ATLANTA — As monkeypox gains new prominence in the United States, Fulton County is working to keep the virus from spreading.
On Saturday, the Fulton County Board of Health hosted its first vaccine clinic for monkeypox. The board opened appointments earlier in the week and slots were filled within two hours, which made for a busy Saturday.
The Centers for Disease Control and Prevention recorded 30 cases of monkeypox in the state of Georgia as of July 8; the state department of health has confirmed a majority of these cases. For perspective, health officials diagnosed the first patient in Georgia on June 6.
Dr. David Holland, the chief clinical officer of the Fulton County DOH explained the public does not need to panic but advised taking steps to protect themselves if they believe they're vulnerable to the disease.

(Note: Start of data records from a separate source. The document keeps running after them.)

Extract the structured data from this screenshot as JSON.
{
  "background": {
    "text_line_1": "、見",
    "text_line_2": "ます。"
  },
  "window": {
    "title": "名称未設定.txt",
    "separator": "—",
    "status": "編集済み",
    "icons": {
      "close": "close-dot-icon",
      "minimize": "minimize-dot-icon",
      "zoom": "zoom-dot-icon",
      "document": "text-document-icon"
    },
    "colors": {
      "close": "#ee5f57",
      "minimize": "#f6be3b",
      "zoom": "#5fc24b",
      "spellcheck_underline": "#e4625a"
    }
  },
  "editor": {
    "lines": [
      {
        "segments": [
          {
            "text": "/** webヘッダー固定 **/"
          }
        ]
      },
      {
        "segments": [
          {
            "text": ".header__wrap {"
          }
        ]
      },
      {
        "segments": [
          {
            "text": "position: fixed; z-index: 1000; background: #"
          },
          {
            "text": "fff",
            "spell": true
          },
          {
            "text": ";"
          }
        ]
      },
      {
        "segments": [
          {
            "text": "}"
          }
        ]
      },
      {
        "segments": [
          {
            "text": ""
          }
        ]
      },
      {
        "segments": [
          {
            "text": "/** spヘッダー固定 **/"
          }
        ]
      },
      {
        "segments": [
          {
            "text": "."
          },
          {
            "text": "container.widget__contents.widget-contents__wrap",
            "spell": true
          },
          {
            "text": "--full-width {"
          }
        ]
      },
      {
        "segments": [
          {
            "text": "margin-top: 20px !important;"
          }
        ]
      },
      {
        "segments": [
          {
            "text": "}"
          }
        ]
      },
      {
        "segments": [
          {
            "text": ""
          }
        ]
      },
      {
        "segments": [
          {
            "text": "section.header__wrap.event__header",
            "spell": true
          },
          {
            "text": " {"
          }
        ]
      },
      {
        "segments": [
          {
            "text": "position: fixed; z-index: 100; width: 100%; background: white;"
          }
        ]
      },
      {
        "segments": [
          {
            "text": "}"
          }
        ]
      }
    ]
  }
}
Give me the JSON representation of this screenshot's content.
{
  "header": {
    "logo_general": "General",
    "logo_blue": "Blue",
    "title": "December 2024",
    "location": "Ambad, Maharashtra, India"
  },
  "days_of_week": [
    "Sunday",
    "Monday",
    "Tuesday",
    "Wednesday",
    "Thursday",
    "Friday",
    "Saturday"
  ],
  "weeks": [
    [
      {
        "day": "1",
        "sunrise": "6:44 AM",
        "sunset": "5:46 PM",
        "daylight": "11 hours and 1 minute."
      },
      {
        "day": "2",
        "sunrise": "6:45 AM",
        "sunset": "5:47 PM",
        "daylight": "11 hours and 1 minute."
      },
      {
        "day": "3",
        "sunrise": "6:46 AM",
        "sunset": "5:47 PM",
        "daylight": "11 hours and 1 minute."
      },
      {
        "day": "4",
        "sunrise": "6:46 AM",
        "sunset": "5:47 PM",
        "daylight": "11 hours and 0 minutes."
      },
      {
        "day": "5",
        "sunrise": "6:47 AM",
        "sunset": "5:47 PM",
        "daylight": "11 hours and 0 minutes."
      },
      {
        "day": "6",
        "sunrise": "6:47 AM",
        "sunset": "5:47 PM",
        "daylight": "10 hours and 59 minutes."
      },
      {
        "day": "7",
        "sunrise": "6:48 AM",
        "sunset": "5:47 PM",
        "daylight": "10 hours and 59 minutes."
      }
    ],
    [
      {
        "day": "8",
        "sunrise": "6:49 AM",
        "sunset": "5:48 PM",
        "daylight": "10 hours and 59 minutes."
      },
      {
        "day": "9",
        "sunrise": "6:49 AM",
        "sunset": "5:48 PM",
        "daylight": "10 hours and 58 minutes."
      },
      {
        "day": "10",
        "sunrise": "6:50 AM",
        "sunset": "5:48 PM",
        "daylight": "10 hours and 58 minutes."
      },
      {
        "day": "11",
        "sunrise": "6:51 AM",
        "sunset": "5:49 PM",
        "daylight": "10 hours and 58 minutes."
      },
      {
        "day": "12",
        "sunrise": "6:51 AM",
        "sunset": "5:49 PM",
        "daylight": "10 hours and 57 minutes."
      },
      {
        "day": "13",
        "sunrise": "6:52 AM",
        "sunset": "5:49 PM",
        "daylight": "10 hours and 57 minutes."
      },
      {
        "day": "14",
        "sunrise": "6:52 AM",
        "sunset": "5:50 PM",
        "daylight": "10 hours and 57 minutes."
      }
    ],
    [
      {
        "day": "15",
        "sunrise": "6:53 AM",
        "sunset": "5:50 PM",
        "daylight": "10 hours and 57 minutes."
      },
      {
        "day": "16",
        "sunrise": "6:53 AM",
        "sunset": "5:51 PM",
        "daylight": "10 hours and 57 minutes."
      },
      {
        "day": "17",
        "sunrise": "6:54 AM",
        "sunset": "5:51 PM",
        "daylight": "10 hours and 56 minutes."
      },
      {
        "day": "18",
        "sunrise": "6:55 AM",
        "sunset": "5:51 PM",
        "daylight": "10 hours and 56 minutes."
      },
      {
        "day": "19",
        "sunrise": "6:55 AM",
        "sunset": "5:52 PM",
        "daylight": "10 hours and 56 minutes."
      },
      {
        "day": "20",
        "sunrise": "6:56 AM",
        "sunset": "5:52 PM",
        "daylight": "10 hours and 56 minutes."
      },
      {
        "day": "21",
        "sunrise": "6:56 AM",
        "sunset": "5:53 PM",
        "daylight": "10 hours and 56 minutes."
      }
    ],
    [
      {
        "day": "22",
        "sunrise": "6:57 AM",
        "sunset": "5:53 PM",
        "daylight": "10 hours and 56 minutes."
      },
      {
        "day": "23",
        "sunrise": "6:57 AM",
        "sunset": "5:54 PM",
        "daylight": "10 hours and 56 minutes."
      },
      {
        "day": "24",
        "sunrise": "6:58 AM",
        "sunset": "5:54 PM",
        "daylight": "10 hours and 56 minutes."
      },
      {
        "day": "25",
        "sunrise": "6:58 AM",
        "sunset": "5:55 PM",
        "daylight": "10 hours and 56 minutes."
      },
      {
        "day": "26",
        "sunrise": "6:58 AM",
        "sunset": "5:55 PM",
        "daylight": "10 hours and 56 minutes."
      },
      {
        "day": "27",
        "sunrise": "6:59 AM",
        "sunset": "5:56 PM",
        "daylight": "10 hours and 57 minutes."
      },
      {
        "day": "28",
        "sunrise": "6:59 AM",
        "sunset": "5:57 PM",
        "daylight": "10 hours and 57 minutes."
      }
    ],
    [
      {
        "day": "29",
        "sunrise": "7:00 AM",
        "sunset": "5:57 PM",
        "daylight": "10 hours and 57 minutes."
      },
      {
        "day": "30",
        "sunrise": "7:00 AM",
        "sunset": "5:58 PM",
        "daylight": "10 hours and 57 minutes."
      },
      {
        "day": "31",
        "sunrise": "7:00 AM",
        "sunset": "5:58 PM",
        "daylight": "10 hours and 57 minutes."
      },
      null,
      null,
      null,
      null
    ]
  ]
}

"We do have an effective vaccine. Not a lot of it yet, but we want to get started vaccinating people so that we can arrest the spread," Holland said.
The clinic was limited to men who have had sex with other men and had two partners within the last 14 days. Holland explained the condition is not exclusive to the LGBTQIA+ communities, but there is still a slightly higher risk.
"It is not necessarily sexually transmitted. That just is a marker of risk. However, anybody can get it."
Holland explained people who live in the same household are also at risk of spreading the condition. He added Monkeypox does not spread as easily and currently does not seem airborne.
So far, people who have contracted the virus in Georgia are men. Symptoms of the illness include a blister rash. The CDC also lists fever, chills and fatigue as known symptoms, with people reporting muscle aches and headaches.
"The bottom line is that it is something that we need to take seriously," he said. "There are certain people that need to take it more seriously than others. And we are doing what we can to arrest the spread so that it doesn't get into the general population."
More information about Monkeypox can be found here.